The 106th-ranked Stephens, who lives in California, beat 23rd-seeded Shahar Peer of Israel 6-1, 7-6 (4). Stephens, who hit one ace at 119 mph, never won a Grand Slam match until this week, is the youngest woman left in the draw, and already has plans for her prize money.
“Now I know for sure when I get home after the season’s over, I’m getting a car. That’s the only thing I’m really looking forward to now,” she said. “My mom wants me to get a truck. I want to get a small car. It’s very confusing.”
Two years ago, when she was 16 and playing in the U.S. Open junior tournament, Stephens left New York to attend the funeral of her father, 1988 NFL Offensive Rookie of the Year John M. Stephens, in Louisiana, then flew back that night and played a match the next morning.
“The emotions and everything was crazy,” Stephens said. “For me, today was really crazy, as well. But it’s totally different.”
The 103rd-ranked King, a 22-year-old who splits time between Florida and California, eliminated No. 29 Jarmila Gajdosova of Australia 6-2, 6-0.
Now things get even tougher: For a spot in the fourth round, Stephens will face 2008 French Open champion and former No. 1 Ana Ivanovic of Serbia on Saturday, while King takes on current No. 1 Caroline Wozniacki of Denmark.
Ivanovic advanced when her opponent, Petra Cetkovska, withdrew because of a quadriceps injury. Wozniacki lost her serve in the opening game, then rolled off 12 of the next 13 to defeat Arantxa Rus 6-2, 6-0 on Thursday night.
“I’m American, so I know I’ll get some support out there,” King said. “But she’s No. 1 in the world, so she will, too.”
The other two American women are in action today, with 19-year-old Christina McHale meeting No. 25 Maria Kirilenko of Russia in Arthur Ashe Stadium at night, and 21-year-old Falconi taking on No. 22 Sabine Lisicki of Germany.
The highest-seeded U.S. man, No. 8 Mardy Fish, got to the third round for a third consecutive appearance in the U.S. Open by beating Tunisian qualifier Malek Jaziri 6-2, 6-2, 6-4.
“I haven’t really been tested that much. I can’t do anything about that,” said Fish, who has dropped 13 games through two matches. “I can’t do anything about who I come up against.”
Not much Dudi Sela could have done Thursday, eight. His task? Facing 16-time major champion Federer. The result? Federer won 6-3, 6-2, 6-2, taking 52 of 60 points on his serve.

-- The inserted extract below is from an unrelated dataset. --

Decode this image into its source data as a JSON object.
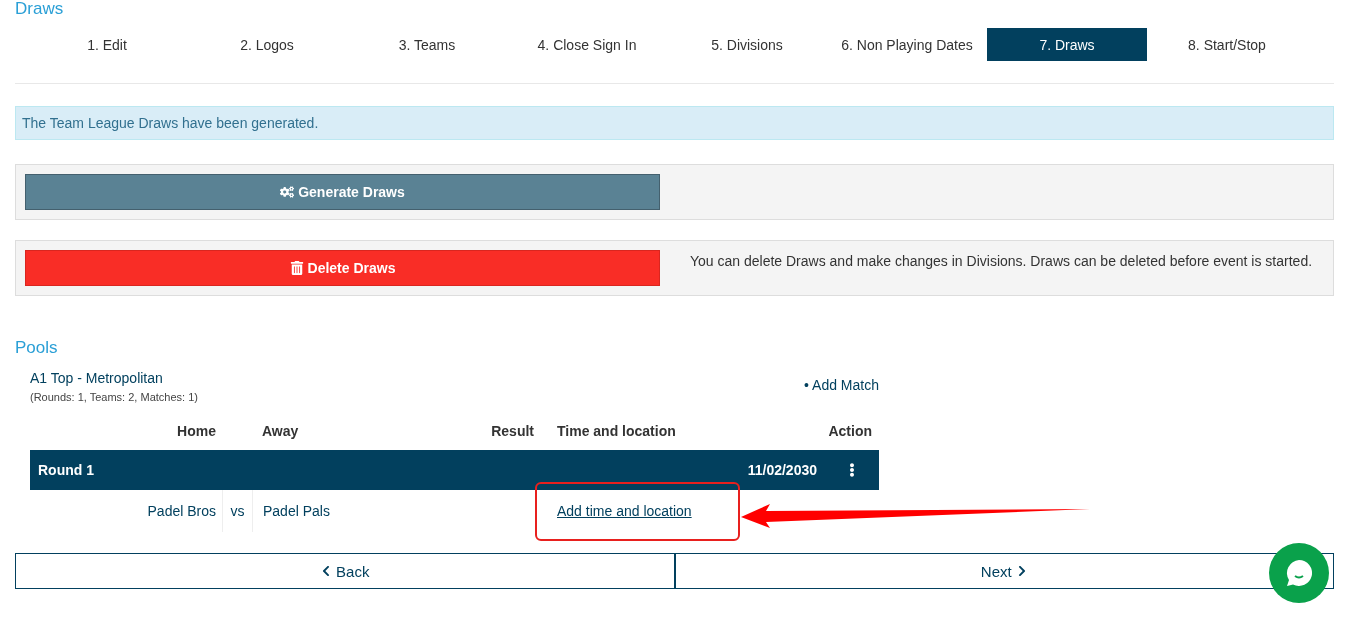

“It’s tough to play him, especially when you’re not at your best and on center court,” Sela said. “On Court 25, maybe I’d have a bigger chance. I had no chance.”
Neither, it turned out, did half the players in Arthur Ashe Stadium on Thursday.